The Akita is considered a national monument in it’s native homeland of Japan where it is revered as a symbol of health, happiness and longevity. At one time the exclusive property of Japanese nobility, this breed was used to hunt large game including Wild Boar and Deer. Akitas have since found their way into the hearts and homes of people world-wide, and have proven to excel as police dogs, guard dogs, guide dogs, and – most importantly – family pets.
Size: Standard only
Color: All colors are accepted, including white, brindle and pinto.
Height: Up to 26 inches at the shoulder
Weight: 70-130 pounds
Exercise Needs: Demanding
Grooming Demands: Moderate
Life Expectancy: 10-14 years
Good With Kids: Yes, with supervision.
Good with Pets?: No
Ease of Training: Medium Difficult
Alternate Names: Japanese Akita Inu, Akita Inu, Akita-Inu
Misspelled Names: Aketa, Japaneseakita, Japanese-Aketa
Breed Group USA: Working
Breed Group UK:
Breed Group Australia:
Breed Group New Zealand:
Breed Group UKC:
Largest of the Japanese Spitz breeds, the Akita was originally bred to hunt large game such as bear, deer and wild boar. The Akita breed dates back approximately 300 years and takes its name from the Prefecture of Akita in northern Japan. In 1931, the Japanese Ministry of Education proclaimed the Akita dog to be a natural monument and all necessary steps were taken to preserve the Akita breed. Helen Keller brought the first Akita to North America in the 1930s after she was given the dog on a visit to Japan. However, it was returning servicemen who had been stationed in Japan who brought the Akita breed back in numbers at the close of World War II.
The Akita always makes a lasting first impression. Akitas are large, powerful dogs with substantial bone and musculature. The broad chest and neck of the Akita serve as a solid base for the Akita’s large head, the Akita’s most distinguishing feature. The broad skull and the short muzzle form a blunt triangle when viewed from above. The massive head in combination with the small triangular shaped eyes and small erect ears give the Akita dog an intimidating, yet dignified, expression.
The Akita is a very balanced looking dog, being only slightly longer than it is tall. The tail is curled and carried over the back, which serves to balance with the dog’s head. Typically the male Akita is substantially larger than the female. The males range in weight from about 100 to 130 pounds, while the females range from 70 to 100 pounds.
The double coat of the Akita has the appearance of the typical northern breeds. It is short to moderate in length, but very dense and consists of two layers. The Akita’s undercoat is very soft and is the primary insulator, while the outer coat, or the guard hair, is slightly longer and coarser. The Akita is very well suited to the coldest of climates, and while it might not enjoy hot weather, its coat does lighten considerably in the warmer months to compensate for the heat.
Akitas are extremely intelligent, large, energetic, very territorial and highly devoted to their owners. Akitas are loyal family dogs and fearless guardians of the home that excel in obedience work. These highly intelligent, affectionate dogs make excellent companions.

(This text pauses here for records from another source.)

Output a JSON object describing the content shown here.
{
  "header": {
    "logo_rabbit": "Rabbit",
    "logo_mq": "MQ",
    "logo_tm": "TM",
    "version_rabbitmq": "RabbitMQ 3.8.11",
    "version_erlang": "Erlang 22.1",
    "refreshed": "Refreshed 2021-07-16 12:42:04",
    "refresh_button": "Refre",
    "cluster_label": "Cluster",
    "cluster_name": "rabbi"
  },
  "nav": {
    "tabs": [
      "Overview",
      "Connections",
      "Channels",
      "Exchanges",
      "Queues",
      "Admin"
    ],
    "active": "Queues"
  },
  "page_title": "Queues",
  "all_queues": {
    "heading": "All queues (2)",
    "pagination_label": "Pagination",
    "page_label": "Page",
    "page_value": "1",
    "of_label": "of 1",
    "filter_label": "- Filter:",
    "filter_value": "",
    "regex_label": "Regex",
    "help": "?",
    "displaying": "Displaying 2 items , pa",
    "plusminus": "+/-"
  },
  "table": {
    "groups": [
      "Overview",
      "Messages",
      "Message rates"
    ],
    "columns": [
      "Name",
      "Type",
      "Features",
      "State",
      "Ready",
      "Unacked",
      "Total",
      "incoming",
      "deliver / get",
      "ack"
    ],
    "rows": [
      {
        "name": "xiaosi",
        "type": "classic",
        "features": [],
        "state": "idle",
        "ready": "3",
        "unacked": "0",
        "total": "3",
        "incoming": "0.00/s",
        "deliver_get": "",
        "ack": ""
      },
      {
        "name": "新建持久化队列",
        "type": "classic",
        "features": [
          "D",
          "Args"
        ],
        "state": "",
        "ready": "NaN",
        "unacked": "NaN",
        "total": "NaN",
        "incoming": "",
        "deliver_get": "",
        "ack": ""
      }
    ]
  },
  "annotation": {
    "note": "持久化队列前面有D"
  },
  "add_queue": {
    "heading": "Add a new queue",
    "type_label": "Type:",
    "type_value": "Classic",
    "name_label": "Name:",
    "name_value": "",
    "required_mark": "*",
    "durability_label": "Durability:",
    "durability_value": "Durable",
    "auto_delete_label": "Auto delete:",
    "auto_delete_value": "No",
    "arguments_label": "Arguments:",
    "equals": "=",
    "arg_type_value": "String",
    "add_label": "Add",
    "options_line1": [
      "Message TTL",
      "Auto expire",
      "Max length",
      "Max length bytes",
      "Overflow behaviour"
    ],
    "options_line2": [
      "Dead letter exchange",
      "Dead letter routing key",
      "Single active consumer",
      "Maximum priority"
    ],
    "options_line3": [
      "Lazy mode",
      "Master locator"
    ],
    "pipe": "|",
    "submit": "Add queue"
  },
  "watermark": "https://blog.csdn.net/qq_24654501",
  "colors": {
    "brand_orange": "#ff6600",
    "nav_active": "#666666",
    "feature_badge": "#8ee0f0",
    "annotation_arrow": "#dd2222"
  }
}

Akita Exercise Info
Active and agile, this rugged and athletic dog requires lots of outdoor exercise. Akitas are not a good choice for couch potatoes – but will certainly help their owners embark on a new exercise program!
Akita Grooming Info
Their dense, double coat requires regular, thorough brushing at least once a week.
Akita Training Info
While the Akita is a very loving and loyal companion, he is still a large breed of dog and requires responsible training so that he knows how to behave on a leash and when in public. Additionally, the Akita tends to be aggressive towards other dogs, particularly males. For this reason, early socialization and obedience courses are essential. Owning an Akita can be a very rewarding experience, but you must be prepared to make a commitment to these large and loving dogs.
Akita Health Info
Like any breed of dog, the Akita is subject to a variety of health concerns. Your best bet is, when deciding to choose a new Akita puppy, check around with several breeders and ask about the various health issues that can affect these beautiful little dogs. A reputable breeder should be well-versed in the health concerns and should be able to give you more details, as well as showing you the sire and dam of your potential puppy. Some of the health problems that can affect Akitas include:
Acquired Myathenia Gravis
Uveo-Dermatological Syndrome (VKH)
von Willebrand’s Disease (vWD)
Susceptible to anesthesia, due to small heart size
Choosing a Akita Puppy For Your Family
The Akita is an amazing dog for the right family; known for their cleanliness and quiet personality, they are a popular house dog in their native Japan, as well as throughout the world. Akitas do require special consideration, prior to bringing one home however. For starters, the Akita can be a very reserved and aloof dog, particularly around strangers, and tend to dislike excessive noise and excitement. High-traffic homes or families with very young children may find a more social pet better suited to their needs. Additionally, Akitas are not recommended in homes with other animals, particularly other dogs – Aggression is common towards canines and they may cause injury to cats or other pets. .